Edward Wright is very different from what I normally read. The brutal murder of Shannon Fairchild's parent leads her on a dangerous path of self-discovery. After the first couple of chapters I was expecting a totally different novel. There is a lot of mystery surrounding the murders, but as I read further it morphed into an examination of the counterculture of the 1960s and 1970s.
Shannon is the family screw-up. She dropped out of a PhD program only to end cleaning homes of the wealthy. She owns the cleaning business, but you get the sense that there was an opportunity missed. Could she have achieved even greater success if she had stuck with the PhD program? Her sister Beth is a wife and mother, her parents don't have to worry about her. Would Shannon's parents worry a little bit less if she wasn't constantly getting into trouble? Something has always been off for Shannon. She can never put her finger on it. Childhood nightmares constantly haunt her, and she doesn't know why. Something in her past holds the key to her future.
The death of her parents forces Shannon to confront the past. Her parents were active protesters during the 60s, but they never resorted to violence like some of their friends. Diana Burke and John Paul West, two sought after fugitives, were best friends with Shannon's parents. Diana and John Paul are deep underground, but the authorities and some very dangerous enemies are after them. Shannon's parents were killed because they refused to give information about their whereabouts. Her mother's dying wish was for Shannon to find them and deliver a message. But soon I began to think was delivering the message really worth it? Even in death she wants to please her parents, but is it worth it to risk her life? She doesn't know who she can and can't trust. Everyone, including the FBI, has their own agenda. At first, her boyfriend TeeJay seems to be the only one without ulterior motives. She can tell him everything without worrying about his motives. I said "at first" because towards the end of the book there is a big twist. But you will have to read the book to know what I'm talking about.
What I'm about to say next could be considered a spoiler. So if you don't want to know, STOP reading.
Good. Along the way Shannon discovers that Diana and John Paul are her birth parents. Does that really spoil the book? I don't think so because that little tidbit is revealed pretty early on. Shannon always knew something wasn't right. Did she turn out the way she did because of Diana and John Paul? What kind of people are they?

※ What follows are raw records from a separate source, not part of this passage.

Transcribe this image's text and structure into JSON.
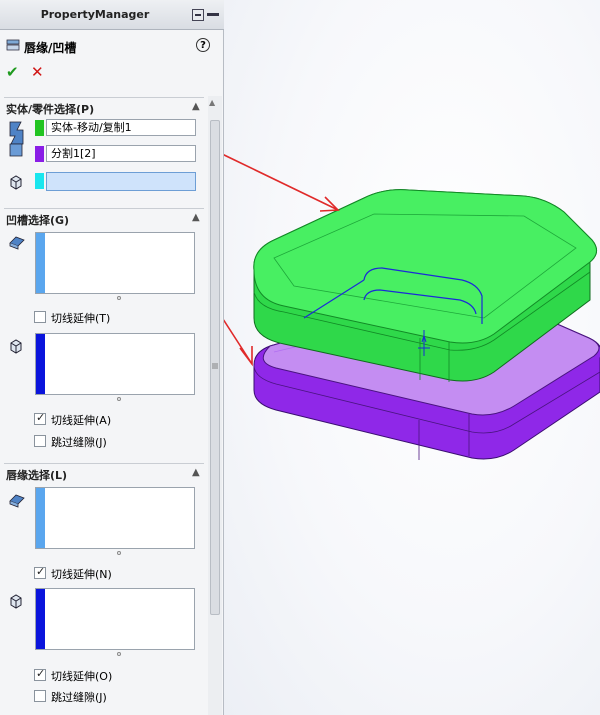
{
  "header": {
    "title": "PropertyManager"
  },
  "feature": {
    "title": "唇缘/凹槽"
  },
  "sections": {
    "body_selection": {
      "title": "实体/零件选择(P)",
      "items": [
        {
          "label": "实体-移动/复制1",
          "color": "#22c422"
        },
        {
          "label": "分割1[2]",
          "color": "#8a1de6"
        }
      ],
      "third_color": "#19e6ee"
    },
    "groove": {
      "title": "凹槽选择(G)",
      "checkboxes": [
        {
          "label": "切线延伸(T)",
          "checked": false
        },
        {
          "label": "切线延伸(A)",
          "checked": true
        },
        {
          "label": "跳过缝隙(J)",
          "checked": false
        }
      ]
    },
    "lip": {
      "title": "唇缘选择(L)",
      "checkboxes": [
        {
          "label": "切线延伸(N)",
          "checked": true
        },
        {
          "label": "切线延伸(O)",
          "checked": true
        },
        {
          "label": "跳过缝隙(J)",
          "checked": false
        }
      ]
    }
  },
  "colors": {
    "face_stripe": "#5aa6ee",
    "edge_stripe": "#0a14dc",
    "green_part": "#2fe34a",
    "purple_part": "#9a2cf0",
    "arrow": "#e02a2a"
  }
}
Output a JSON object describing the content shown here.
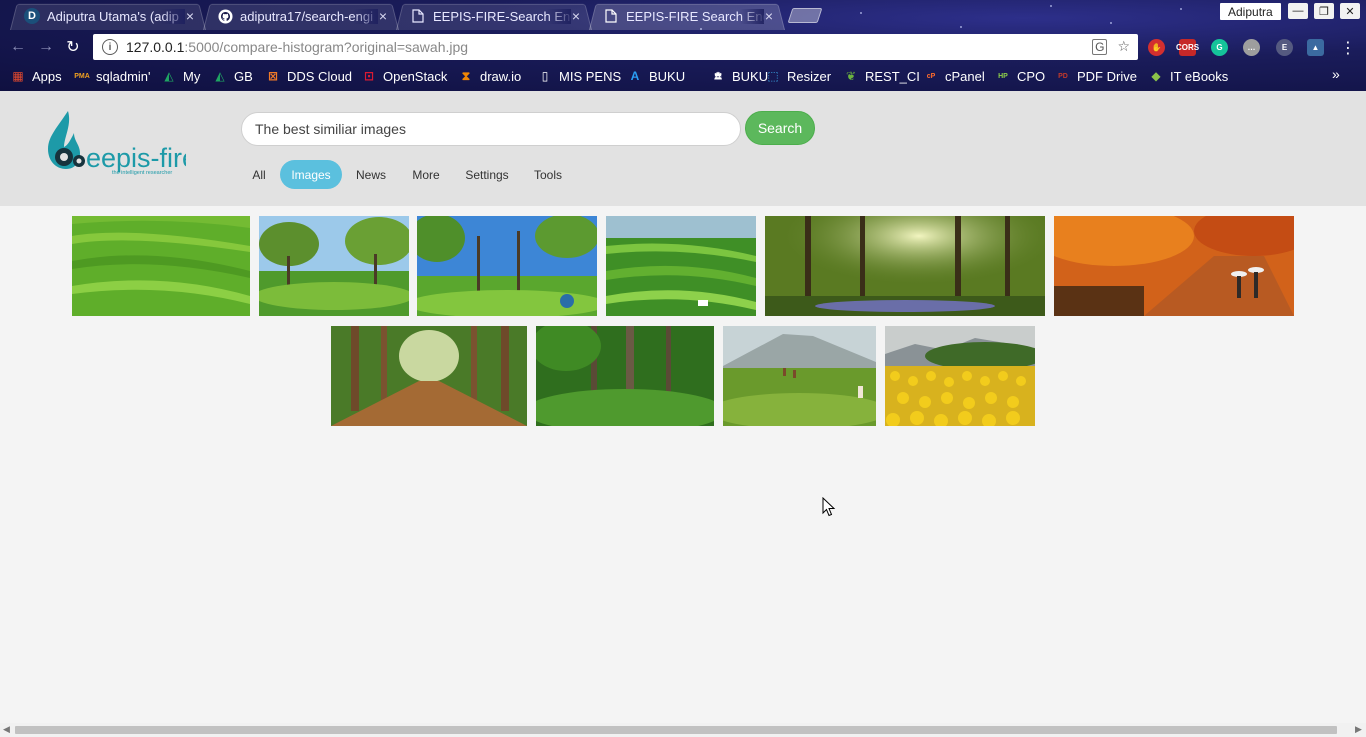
{
  "browser": {
    "tabs": [
      {
        "title": "Adiputra Utama's (adip",
        "favicon": "D",
        "active": false
      },
      {
        "title": "adiputra17/search-engi",
        "favicon": "github-icon",
        "active": false
      },
      {
        "title": "EEPIS-FIRE-Search Engi",
        "favicon": "page-icon",
        "active": false
      },
      {
        "title": "EEPIS-FIRE Search Engi",
        "favicon": "page-icon",
        "active": true
      }
    ],
    "close_glyph": "×",
    "profile_name": "Adiputra",
    "url_host": "127.0.0.1",
    "url_path": ":5000/compare-histogram?original=sawah.jpg",
    "bookmarks": [
      {
        "label": "Apps",
        "icon": "apps-grid-icon",
        "color": "#e0482e"
      },
      {
        "label": "sqladmin'",
        "icon": "pma-icon",
        "color": "#f0a020"
      },
      {
        "label": "My",
        "icon": "drive-icon",
        "color": "#1fa463"
      },
      {
        "label": "GB",
        "icon": "drive-icon",
        "color": "#1fa463"
      },
      {
        "label": "DDS Cloud",
        "icon": "dds-icon",
        "color": "#f07a28"
      },
      {
        "label": "OpenStack",
        "icon": "openstack-icon",
        "color": "#da1a32"
      },
      {
        "label": "draw.io",
        "icon": "drawio-icon",
        "color": "#f08705"
      },
      {
        "label": "MIS PENS",
        "icon": "page-icon",
        "color": "#ffffff"
      },
      {
        "label": "BUKU",
        "icon": "book-a-icon",
        "color": "#2a9df4"
      },
      {
        "label": "BUKU",
        "icon": "library-icon",
        "color": "#ffffff"
      },
      {
        "label": "Resizer",
        "icon": "resizer-icon",
        "color": "#3aa0e0"
      },
      {
        "label": "REST_CI",
        "icon": "leaf-icon",
        "color": "#6cb33f"
      },
      {
        "label": "cPanel",
        "icon": "cpanel-icon",
        "color": "#ff6c2c"
      },
      {
        "label": "CPO",
        "icon": "hp-icon",
        "color": "#8ed04a"
      },
      {
        "label": "PDF Drive",
        "icon": "pdfdrive-icon",
        "color": "#c0392b"
      },
      {
        "label": "IT eBooks",
        "icon": "itebooks-icon",
        "color": "#8bc34a"
      }
    ]
  },
  "page": {
    "search_value": "The best similiar images",
    "search_button": "Search",
    "nav_tabs": [
      "All",
      "Images",
      "News",
      "More",
      "Settings",
      "Tools"
    ],
    "active_tab": "Images",
    "logo_text": "eepis-fire",
    "logo_tagline": "the intelligent researcher",
    "results": [
      {
        "name": "terraced-rice-field"
      },
      {
        "name": "tea-garden-trees"
      },
      {
        "name": "tea-garden-blue-sky"
      },
      {
        "name": "green-rice-terraces"
      },
      {
        "name": "sunlit-forest"
      },
      {
        "name": "autumn-path-umbrellas"
      },
      {
        "name": "teak-forest-road"
      },
      {
        "name": "dense-green-forest"
      },
      {
        "name": "tea-pickers-mountain"
      },
      {
        "name": "sunflower-field"
      }
    ]
  },
  "colors": {
    "header_bg": "#e2e2e2",
    "page_bg": "#f4f4f4",
    "search_button": "#5cb85c",
    "active_tab": "#5bc0de",
    "logo": "#1d9aa8"
  }
}
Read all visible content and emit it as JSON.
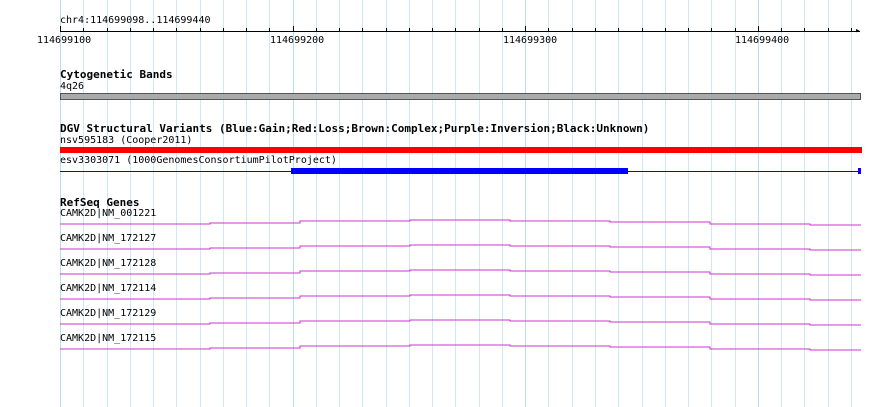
{
  "ruler": {
    "location": "chr4:114699098..114699440",
    "ticks": [
      "114699100",
      "114699200",
      "114699300",
      "114699400"
    ]
  },
  "tracks": {
    "cytoband": {
      "title": "Cytogenetic Bands",
      "band_label": "4q26",
      "band_color": "#aaaaaa"
    },
    "dgv": {
      "title": "DGV Structural Variants (Blue:Gain;Red:Loss;Brown:Complex;Purple:Inversion;Black:Unknown)",
      "variants": [
        {
          "label": "nsv595183 (Cooper2011)",
          "color": "#ff0000"
        },
        {
          "label": "esv3303071 (1000GenomesConsortiumPilotProject)",
          "color": "#0000ff"
        }
      ]
    },
    "refseq": {
      "title": "RefSeq Genes",
      "color": "#cc33cc",
      "genes": [
        {
          "label": "CAMK2D|NM_001221"
        },
        {
          "label": "CAMK2D|NM_172127"
        },
        {
          "label": "CAMK2D|NM_172128"
        },
        {
          "label": "CAMK2D|NM_172114"
        },
        {
          "label": "CAMK2D|NM_172129"
        },
        {
          "label": "CAMK2D|NM_172115"
        }
      ]
    }
  }
}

Why did they give her up? Was there something wrong with Shannon that they didn't like? Wanting to know the answers provides Shannon with extra motivation in her task. If she learns about them, then Shannon will truly know herself. Diana and John Paul seemed like polar opposites. I wondered how they ever worked as a couple. John Paul has mellowed in his old age, and makes small gestures of protest. He wants to help the world without being discovered by the authorities. But as they went deeper underground, Diana embraced a harsher and more violent view of the world. In her youth, she was non-violent but when Shannon finally finds Diana she is ready to show the world she means business. Diana's grand plan is to cause destruction that will have impact across the world. It was intriguing to read how off the grid someone's mind can go. Diana sounded perfectly rational one minute, and completely wackadoo the next.
This was an intriguing read, but I did think it moved a little slow. I kept wondering where is this going to go. Once Shannon has delivered her message, what else is there? There was a lot more after she accomplished her mission. Everything seemed to wrap up a little too neatly, but the last several chapters were suspenseful.
Rating: Give it a try
Note: I received an e-book from the author's publicist in exchange for an honest review.